When I am not writing about waterways, I make videos on the history of parks. Recently I published one on the State Parks of Long Island, the region of New York that sticks out into the ocean.
There are 29 state parks in total in the region of Long Island (if you include Brooklyn and Queens, it would be 33, but that’s for another video). Concerning waterways, these parks include former reservoirs, creeks, inlets, barrier islands, and the open water of the ocean. Former estates, botanical gardens, military installations, hunting clubs, and country clubs, are included in this collection of state parks. This videos is a good way to welcome the summer season.
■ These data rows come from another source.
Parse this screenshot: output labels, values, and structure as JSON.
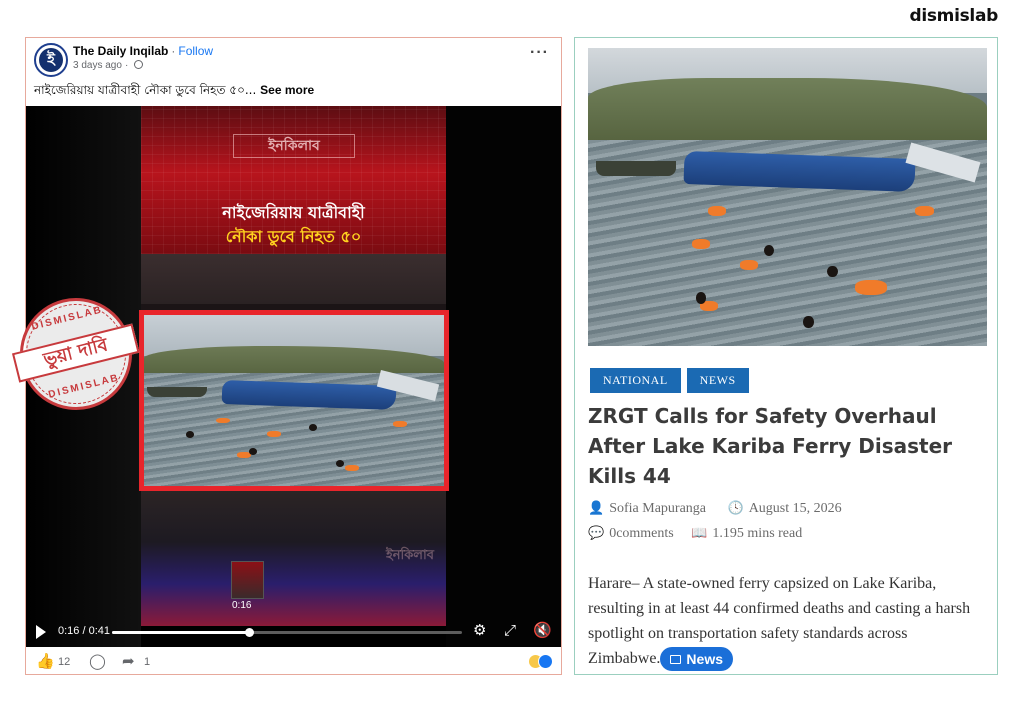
{
  "brand": "dismislab",
  "facebook_post": {
    "page_name": "The Daily Inqilab",
    "follow_label": "Follow",
    "time_ago": "3 days ago",
    "caption": "নাইজেরিয়ায় যাত্রীবাহী নৌকা ডুবে নিহত ৫০...",
    "see_more": "See more",
    "video": {
      "logo_text": "ইনকিলাব",
      "headline_line1": "নাইজেরিয়ায় যাত্রীবাহী",
      "headline_line2": "নৌকা ডুবে নিহত ৫০",
      "thumbnail_time": "0:16",
      "time_display": "0:16 / 0:41",
      "progress": 0.39
    },
    "likes_count": "12",
    "shares_count": "1"
  },
  "stamp": {
    "top_text": "DISMISLAB",
    "band_text": "ভুয়া দাবি",
    "bottom_text": "DISMISLAB",
    "color": "#c73a3d"
  },
  "article": {
    "tags": [
      "NATIONAL",
      "NEWS"
    ],
    "title": "ZRGT Calls for Safety Overhaul After Lake Kariba Ferry Disaster Kills 44",
    "author": "Sofia Mapuranga",
    "date": "August 15, 2026",
    "comments": "0comments",
    "read_time": "1.195 mins read",
    "excerpt": "Harare– A state-owned ferry capsized on Lake Kariba, resulting in at least 44 confirmed deaths and casting a harsh spotlight on transportation safety standards across Zimbabwe.",
    "news_pill": "News",
    "accent_color": "#1b6ab3"
  }
}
One of the most important roads in southern Nassau County is Peninsula Boulevard, running in a southeast direction from Hempstead to the Five Towns. These are the upscale south shore suburbs of New York City where creeks can be found flowing behind backyards, beneath streets and in this case, on the median of Peninsula Boulevard.
In the community of Hewlett, the ditch that is the eastern branch of Motts Creek doubles as a route for power lines, demonstrating that as it is with highways, the easiest right-of-way for utilities is along waterways.
As the hidden brook titled Valley Stream flows through the suburban New York village of Valley Stream, I could not title this essay as “Valley Stream, Valley Stream.” This brook also runs through a state park that shares its name, behind backyards, beneath parking lots, through two former millponds before emptying into Jamaica Bay.
The stream flows for four miles from its source in Franklin Square to its confluence with Hook Creek. Along the course are a handful of picturesque parks, such as Village Green Park, seen above.